Aim of the task — Copy each line below that includes "press".

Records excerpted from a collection
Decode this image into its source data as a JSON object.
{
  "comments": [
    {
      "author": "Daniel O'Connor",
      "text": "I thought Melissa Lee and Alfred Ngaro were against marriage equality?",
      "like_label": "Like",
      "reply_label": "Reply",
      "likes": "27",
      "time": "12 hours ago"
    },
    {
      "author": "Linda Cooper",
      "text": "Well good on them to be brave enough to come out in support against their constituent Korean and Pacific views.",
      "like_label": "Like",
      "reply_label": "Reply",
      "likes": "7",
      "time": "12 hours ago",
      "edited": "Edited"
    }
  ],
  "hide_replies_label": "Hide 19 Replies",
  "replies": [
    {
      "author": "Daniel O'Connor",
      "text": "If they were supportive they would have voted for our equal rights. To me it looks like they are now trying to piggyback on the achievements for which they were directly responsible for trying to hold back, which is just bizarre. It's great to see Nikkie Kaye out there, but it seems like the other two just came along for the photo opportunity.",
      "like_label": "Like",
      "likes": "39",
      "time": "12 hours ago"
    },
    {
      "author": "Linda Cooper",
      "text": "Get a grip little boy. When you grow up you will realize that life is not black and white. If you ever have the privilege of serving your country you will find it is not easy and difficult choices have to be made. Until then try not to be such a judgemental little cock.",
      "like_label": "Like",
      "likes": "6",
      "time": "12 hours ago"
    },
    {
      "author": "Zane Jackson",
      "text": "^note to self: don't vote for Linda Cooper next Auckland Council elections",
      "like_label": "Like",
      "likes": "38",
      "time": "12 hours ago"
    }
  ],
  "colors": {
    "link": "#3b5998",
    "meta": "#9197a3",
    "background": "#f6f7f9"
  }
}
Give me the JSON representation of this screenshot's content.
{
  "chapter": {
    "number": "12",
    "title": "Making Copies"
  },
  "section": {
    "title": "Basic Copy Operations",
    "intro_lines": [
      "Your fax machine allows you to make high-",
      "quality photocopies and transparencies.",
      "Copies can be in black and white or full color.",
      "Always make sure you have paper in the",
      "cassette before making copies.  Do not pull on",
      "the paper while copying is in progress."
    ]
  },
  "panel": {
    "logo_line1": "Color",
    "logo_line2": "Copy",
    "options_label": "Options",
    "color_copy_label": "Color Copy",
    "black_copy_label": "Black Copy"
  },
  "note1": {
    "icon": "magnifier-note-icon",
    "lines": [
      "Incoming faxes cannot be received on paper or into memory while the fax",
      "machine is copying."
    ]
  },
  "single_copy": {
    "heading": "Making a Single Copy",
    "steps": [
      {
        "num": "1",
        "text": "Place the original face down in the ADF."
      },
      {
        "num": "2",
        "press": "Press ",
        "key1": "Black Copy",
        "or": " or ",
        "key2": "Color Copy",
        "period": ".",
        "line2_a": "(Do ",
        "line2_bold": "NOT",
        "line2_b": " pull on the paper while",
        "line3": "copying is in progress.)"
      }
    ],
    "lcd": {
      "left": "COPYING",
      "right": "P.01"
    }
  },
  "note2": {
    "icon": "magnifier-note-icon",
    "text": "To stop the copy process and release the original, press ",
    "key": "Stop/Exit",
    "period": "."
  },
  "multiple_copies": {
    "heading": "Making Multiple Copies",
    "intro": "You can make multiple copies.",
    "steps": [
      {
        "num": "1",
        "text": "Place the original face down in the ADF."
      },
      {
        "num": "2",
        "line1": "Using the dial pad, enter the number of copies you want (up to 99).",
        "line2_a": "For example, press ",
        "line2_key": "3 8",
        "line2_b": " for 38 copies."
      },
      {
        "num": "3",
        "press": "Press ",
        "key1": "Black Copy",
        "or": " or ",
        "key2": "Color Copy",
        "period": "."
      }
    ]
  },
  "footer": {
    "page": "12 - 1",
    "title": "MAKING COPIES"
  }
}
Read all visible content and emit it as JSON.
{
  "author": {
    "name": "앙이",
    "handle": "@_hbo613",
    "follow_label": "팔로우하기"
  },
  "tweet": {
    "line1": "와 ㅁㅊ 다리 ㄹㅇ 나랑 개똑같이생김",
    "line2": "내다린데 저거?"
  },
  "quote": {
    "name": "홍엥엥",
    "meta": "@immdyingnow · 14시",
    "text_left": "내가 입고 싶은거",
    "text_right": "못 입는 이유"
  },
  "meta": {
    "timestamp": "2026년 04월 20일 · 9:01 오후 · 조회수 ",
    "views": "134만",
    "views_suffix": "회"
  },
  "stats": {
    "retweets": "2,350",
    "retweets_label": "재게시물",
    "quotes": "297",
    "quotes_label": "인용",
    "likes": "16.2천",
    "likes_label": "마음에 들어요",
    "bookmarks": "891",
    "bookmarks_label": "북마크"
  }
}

Result for this exercise —
        "press": "Press ",
    "text": "To stop the copy process and release the original, press ",
        "line2_a": "For example, press ",
        "press": "Press ",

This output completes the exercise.